At Scott Law Firm, we are prepared to give our clients the relevant information they need in the area of employment law. If you are either an employer or employee, we are able to assist through this legal situation and can help you find the answers that are relevant to your situation. For employees who have concerns over a legal workplace situation and for employers who want information on the legal aspects of the hiring and firing process, a lawyer from our firm can assist you. We can carefully review the situation and inform you of all your state and federal legal rights. Our team can then advise you as to the approach that you should take. We are thoroughly familiar with many types of employment law, including the following:
Workplace discrimination is unlawful. This includes discrimination based on age, race, sex, religion, nationality, pregnancy status, or disability. This is found under Title VII of the Civil Rights Act and specifies that employers cannot hire or fire based on those considerations.
Some employees have additional job security through an employment contract. This should be reviewed by an employment lawyer prior to being signed. These contracts can be very difficult to negotiate and understand on ones’ own, and a lawyer from our firm can carefully examine it to make sure it works for both parties and does not violate any laws.

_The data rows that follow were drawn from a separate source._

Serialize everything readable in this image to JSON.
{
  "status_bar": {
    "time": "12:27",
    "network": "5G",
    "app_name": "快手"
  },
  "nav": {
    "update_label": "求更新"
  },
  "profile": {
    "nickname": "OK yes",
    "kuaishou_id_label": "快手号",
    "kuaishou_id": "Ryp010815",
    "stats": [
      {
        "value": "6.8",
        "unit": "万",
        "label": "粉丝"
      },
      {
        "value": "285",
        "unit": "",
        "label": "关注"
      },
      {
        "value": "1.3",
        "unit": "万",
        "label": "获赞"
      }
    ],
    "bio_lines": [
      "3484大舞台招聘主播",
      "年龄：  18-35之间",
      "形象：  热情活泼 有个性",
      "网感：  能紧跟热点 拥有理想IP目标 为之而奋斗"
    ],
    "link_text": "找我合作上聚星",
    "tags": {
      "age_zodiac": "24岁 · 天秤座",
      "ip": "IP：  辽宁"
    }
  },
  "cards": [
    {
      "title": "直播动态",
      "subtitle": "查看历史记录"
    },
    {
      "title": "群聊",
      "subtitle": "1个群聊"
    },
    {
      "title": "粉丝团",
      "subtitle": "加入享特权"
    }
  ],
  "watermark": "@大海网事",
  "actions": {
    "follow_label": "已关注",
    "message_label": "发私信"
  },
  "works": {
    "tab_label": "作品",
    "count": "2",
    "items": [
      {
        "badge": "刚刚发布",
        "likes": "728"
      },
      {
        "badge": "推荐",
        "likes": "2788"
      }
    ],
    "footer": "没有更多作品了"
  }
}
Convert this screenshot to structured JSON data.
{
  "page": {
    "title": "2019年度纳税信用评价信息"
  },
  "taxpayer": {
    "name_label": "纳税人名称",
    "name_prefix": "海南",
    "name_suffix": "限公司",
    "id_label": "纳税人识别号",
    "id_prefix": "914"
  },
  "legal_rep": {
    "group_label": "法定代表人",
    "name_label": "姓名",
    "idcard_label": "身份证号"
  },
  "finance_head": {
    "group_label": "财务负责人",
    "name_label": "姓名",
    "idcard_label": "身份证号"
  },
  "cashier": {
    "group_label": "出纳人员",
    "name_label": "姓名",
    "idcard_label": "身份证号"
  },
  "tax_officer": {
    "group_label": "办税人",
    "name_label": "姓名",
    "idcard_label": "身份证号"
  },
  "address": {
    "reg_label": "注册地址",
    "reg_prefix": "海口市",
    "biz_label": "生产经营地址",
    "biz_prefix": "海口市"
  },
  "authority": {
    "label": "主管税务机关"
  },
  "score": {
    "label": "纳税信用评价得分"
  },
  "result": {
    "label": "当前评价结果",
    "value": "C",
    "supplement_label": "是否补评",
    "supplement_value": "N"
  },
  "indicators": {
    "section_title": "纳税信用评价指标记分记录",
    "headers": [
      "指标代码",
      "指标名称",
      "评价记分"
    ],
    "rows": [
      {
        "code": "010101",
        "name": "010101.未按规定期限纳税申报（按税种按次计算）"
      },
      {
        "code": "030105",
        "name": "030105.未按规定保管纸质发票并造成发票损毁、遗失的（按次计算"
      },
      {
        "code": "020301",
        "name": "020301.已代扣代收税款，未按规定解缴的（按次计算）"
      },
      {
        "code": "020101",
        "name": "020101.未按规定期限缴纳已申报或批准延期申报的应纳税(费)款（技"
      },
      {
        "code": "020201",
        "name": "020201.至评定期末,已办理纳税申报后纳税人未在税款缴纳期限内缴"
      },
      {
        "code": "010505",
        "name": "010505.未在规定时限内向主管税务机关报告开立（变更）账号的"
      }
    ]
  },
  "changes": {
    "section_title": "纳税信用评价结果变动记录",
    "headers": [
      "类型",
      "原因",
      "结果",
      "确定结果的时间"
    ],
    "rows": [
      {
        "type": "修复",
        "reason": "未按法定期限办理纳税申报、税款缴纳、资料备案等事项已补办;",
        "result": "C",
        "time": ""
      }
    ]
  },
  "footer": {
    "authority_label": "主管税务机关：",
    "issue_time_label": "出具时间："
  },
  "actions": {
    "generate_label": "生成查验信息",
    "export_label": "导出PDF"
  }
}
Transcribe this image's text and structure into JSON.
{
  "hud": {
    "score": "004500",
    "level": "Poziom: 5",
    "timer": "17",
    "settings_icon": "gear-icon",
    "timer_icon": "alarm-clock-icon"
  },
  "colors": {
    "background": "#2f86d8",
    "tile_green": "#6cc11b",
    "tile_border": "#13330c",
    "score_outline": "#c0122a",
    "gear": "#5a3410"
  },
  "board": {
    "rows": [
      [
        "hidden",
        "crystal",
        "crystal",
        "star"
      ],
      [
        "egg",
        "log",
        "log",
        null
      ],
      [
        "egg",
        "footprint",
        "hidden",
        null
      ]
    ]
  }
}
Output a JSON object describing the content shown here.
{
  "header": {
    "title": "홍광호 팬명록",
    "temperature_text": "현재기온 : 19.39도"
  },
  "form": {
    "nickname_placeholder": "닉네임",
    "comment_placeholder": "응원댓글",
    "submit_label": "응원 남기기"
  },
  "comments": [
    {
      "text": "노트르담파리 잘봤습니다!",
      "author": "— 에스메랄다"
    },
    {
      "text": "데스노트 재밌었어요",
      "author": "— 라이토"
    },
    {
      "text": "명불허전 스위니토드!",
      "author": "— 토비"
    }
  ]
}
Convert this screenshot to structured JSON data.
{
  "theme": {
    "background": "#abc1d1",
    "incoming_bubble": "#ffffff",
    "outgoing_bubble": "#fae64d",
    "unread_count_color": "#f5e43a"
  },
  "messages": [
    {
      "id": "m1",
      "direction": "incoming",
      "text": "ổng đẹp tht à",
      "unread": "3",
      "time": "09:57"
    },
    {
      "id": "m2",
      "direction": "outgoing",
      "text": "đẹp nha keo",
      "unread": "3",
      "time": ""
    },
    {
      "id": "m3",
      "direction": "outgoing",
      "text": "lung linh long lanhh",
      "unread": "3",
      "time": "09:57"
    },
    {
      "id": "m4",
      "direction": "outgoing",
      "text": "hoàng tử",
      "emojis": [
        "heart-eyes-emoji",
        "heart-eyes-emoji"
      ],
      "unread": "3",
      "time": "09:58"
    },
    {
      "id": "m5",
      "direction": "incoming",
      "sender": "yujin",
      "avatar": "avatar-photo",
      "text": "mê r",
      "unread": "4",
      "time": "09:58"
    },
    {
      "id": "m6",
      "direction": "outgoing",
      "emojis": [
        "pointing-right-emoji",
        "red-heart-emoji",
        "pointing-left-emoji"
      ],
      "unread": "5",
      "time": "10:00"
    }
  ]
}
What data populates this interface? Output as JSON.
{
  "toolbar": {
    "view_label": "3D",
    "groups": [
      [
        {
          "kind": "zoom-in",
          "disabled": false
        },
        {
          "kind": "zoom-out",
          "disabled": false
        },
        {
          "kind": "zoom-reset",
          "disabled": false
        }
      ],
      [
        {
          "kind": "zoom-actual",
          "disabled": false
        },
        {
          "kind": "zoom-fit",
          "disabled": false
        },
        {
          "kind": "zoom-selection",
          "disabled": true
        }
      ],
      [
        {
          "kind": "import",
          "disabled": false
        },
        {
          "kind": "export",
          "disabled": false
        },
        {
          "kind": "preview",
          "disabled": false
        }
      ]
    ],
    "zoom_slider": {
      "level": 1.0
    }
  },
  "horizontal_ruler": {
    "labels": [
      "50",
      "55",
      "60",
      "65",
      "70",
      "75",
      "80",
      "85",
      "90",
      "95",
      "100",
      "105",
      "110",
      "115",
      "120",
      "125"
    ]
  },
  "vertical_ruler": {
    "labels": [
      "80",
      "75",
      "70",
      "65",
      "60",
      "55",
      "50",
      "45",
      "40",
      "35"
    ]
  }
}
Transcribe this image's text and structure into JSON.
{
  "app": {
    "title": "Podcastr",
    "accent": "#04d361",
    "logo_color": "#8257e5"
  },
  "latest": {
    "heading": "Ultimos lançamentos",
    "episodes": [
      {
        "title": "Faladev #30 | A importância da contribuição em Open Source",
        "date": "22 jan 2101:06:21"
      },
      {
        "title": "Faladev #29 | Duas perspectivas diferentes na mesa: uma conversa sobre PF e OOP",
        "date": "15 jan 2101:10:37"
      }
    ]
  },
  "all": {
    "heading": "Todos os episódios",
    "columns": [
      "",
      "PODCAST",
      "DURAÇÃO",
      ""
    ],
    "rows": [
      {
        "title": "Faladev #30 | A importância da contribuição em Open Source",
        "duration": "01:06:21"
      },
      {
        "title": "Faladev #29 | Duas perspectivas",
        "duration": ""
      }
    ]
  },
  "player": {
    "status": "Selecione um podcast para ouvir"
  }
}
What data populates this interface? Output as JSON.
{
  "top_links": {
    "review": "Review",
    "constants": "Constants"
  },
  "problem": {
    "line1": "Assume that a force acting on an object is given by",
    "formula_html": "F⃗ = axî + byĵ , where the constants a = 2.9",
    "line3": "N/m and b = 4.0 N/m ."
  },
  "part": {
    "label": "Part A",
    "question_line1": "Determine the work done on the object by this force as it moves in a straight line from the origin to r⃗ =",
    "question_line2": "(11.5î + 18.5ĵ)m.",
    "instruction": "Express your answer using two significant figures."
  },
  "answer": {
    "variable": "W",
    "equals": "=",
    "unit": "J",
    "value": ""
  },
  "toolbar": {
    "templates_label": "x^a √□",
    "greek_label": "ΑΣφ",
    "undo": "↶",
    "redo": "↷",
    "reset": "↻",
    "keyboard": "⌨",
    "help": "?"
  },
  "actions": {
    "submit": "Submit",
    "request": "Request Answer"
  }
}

OSHA stands for Occupational Safety and Health Administration. It covers all employees and employers in all 50 states except for self-employed persons, farms that employ immediate family members, and employees of state and local governments. It covers many laws that must be followed by both employer and employee in the workplace.
Intentional interference with contractual relations, or tortious interference, takes place when an individual deliberately damages a contractual relationship and causes another individual to commit a breach of contract. If one party interferes with the other’s ability to fulfill a contract, this is a violation of tort law.
Wage and Overtime Disputes
Wage-overtime disputes are governed under the Fair Labor Standards Act (FLSA). Under this act, employees are entitled to specific rights and protections, which means that employers who violate this act are liable for their wrongdoing. Employers must abide by certain requirements, and if they do not, then they could face serious problems.
A whistleblower is an individual who discloses information that he or she believes shows dishonest or illegal misconduct. This information should be reasonably believed to show an evidence of gross mismanagement, an abuse of authority of employer, a violation of a law or regulation, or a substantial danger to public health or safety. There are laws to protect whistle blowers, including the United States False Claims Act revised in 1986.
Employees are protected from wrongful termination from their employer. There are many circumstances that you cannot be fired for, such as filing a claim for discrimination, claiming to have been sexually harassed, or becoming pregnant.
Discuss Your Legal Matter with an Employment Lawyer
If you are having trouble with a legal workplace matter involving an employee-employer relationship, then it is important to talk to a legal representative from our firm. We can discuss your case with you to find out where you stand on the matter. Our firm can recommend you a course of action to follow to help you stand on a solid foundation. We can use our previous experiences to build your case and help you get the answers you require.